Work request: If a line in the records below contains the word "text", return that line.

Task material:
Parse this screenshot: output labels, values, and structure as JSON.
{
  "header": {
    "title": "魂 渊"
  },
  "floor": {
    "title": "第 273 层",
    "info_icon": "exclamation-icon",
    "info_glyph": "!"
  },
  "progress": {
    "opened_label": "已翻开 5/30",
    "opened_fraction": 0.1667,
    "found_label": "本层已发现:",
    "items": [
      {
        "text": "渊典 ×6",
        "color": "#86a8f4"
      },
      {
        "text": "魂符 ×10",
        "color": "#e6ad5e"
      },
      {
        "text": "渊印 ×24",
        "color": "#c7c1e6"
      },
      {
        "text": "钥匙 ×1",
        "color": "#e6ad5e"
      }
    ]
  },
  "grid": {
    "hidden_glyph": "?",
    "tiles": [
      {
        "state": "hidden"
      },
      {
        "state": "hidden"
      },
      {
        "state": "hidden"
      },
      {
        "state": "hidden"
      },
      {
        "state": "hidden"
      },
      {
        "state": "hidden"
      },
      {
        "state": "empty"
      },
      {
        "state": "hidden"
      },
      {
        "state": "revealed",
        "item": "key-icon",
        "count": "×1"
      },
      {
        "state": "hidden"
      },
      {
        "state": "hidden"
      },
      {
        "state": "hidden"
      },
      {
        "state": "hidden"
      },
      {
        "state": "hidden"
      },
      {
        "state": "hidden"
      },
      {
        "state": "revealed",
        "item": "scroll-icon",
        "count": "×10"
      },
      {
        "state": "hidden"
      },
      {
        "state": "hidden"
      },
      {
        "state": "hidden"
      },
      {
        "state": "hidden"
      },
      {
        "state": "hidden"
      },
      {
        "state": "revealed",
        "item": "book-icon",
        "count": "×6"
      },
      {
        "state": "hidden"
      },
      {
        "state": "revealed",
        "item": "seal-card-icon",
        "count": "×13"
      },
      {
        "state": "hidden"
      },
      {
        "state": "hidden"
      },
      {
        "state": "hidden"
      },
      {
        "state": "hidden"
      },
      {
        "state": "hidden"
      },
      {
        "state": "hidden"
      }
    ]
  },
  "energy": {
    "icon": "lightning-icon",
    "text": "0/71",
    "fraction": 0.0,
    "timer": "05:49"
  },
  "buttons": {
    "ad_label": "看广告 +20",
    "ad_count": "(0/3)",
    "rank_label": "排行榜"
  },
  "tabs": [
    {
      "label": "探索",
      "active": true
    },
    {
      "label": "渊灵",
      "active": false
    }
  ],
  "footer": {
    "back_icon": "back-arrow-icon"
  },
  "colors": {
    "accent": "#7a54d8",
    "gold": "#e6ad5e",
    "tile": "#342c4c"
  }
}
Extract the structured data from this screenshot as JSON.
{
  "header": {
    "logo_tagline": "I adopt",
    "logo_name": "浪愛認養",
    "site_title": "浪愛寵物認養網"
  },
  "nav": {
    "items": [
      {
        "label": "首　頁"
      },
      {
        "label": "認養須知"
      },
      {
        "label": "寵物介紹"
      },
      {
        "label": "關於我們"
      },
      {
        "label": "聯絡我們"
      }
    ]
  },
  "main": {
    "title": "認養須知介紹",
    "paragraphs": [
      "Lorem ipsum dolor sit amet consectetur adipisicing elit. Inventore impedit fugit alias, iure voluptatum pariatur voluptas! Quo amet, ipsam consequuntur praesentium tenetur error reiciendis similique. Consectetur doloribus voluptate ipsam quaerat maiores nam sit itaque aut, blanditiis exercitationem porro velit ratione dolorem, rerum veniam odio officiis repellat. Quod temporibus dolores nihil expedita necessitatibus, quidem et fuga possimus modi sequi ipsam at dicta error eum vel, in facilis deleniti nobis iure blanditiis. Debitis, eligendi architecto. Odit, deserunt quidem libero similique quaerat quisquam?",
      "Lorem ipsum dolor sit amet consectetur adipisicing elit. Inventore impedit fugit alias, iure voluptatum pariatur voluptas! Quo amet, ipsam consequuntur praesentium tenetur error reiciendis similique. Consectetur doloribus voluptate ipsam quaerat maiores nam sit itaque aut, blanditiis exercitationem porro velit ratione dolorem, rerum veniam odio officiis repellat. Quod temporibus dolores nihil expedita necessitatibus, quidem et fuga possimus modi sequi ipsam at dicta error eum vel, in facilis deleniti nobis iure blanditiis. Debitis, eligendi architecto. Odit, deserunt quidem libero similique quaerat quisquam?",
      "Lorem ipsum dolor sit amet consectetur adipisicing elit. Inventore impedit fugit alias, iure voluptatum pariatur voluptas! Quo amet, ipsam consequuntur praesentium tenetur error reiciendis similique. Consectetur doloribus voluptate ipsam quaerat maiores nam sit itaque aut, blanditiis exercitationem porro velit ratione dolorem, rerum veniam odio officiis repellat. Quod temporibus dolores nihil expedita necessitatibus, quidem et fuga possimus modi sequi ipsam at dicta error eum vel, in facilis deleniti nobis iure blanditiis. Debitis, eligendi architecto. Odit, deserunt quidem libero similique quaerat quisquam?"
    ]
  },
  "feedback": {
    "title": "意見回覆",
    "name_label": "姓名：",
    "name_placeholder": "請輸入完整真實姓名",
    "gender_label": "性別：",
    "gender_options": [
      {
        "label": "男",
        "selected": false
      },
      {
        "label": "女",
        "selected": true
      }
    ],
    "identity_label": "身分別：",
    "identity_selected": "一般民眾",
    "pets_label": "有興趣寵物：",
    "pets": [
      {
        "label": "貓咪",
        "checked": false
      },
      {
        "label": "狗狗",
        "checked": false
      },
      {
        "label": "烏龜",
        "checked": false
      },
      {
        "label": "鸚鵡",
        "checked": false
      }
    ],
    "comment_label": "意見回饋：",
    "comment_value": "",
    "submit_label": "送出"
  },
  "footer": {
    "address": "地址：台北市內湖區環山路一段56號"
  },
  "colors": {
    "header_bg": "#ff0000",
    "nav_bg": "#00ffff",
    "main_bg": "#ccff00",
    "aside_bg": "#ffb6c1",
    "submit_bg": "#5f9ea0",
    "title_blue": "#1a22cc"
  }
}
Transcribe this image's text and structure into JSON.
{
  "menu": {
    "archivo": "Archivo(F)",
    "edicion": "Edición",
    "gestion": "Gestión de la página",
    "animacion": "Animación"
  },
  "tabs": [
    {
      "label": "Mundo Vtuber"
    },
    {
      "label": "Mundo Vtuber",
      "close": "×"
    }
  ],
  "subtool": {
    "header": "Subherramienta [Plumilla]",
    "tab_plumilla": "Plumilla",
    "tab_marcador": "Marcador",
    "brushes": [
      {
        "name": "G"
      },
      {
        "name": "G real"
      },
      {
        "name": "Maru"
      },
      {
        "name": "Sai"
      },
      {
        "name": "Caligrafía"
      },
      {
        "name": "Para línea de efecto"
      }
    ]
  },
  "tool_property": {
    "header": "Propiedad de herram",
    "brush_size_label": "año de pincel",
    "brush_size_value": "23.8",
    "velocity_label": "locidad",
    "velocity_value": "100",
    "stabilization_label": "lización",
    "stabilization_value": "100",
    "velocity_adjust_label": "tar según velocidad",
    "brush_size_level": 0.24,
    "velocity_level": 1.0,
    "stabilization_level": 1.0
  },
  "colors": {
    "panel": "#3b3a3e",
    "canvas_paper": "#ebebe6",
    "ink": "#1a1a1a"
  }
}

Answer space:
        "text": "渊典 ×6",
        "text": "魂符 ×10",
        "text": "渊印 ×24",
        "text": "钥匙 ×1",
    "text": "0/71",
Transcribe this image's text and structure into JSON.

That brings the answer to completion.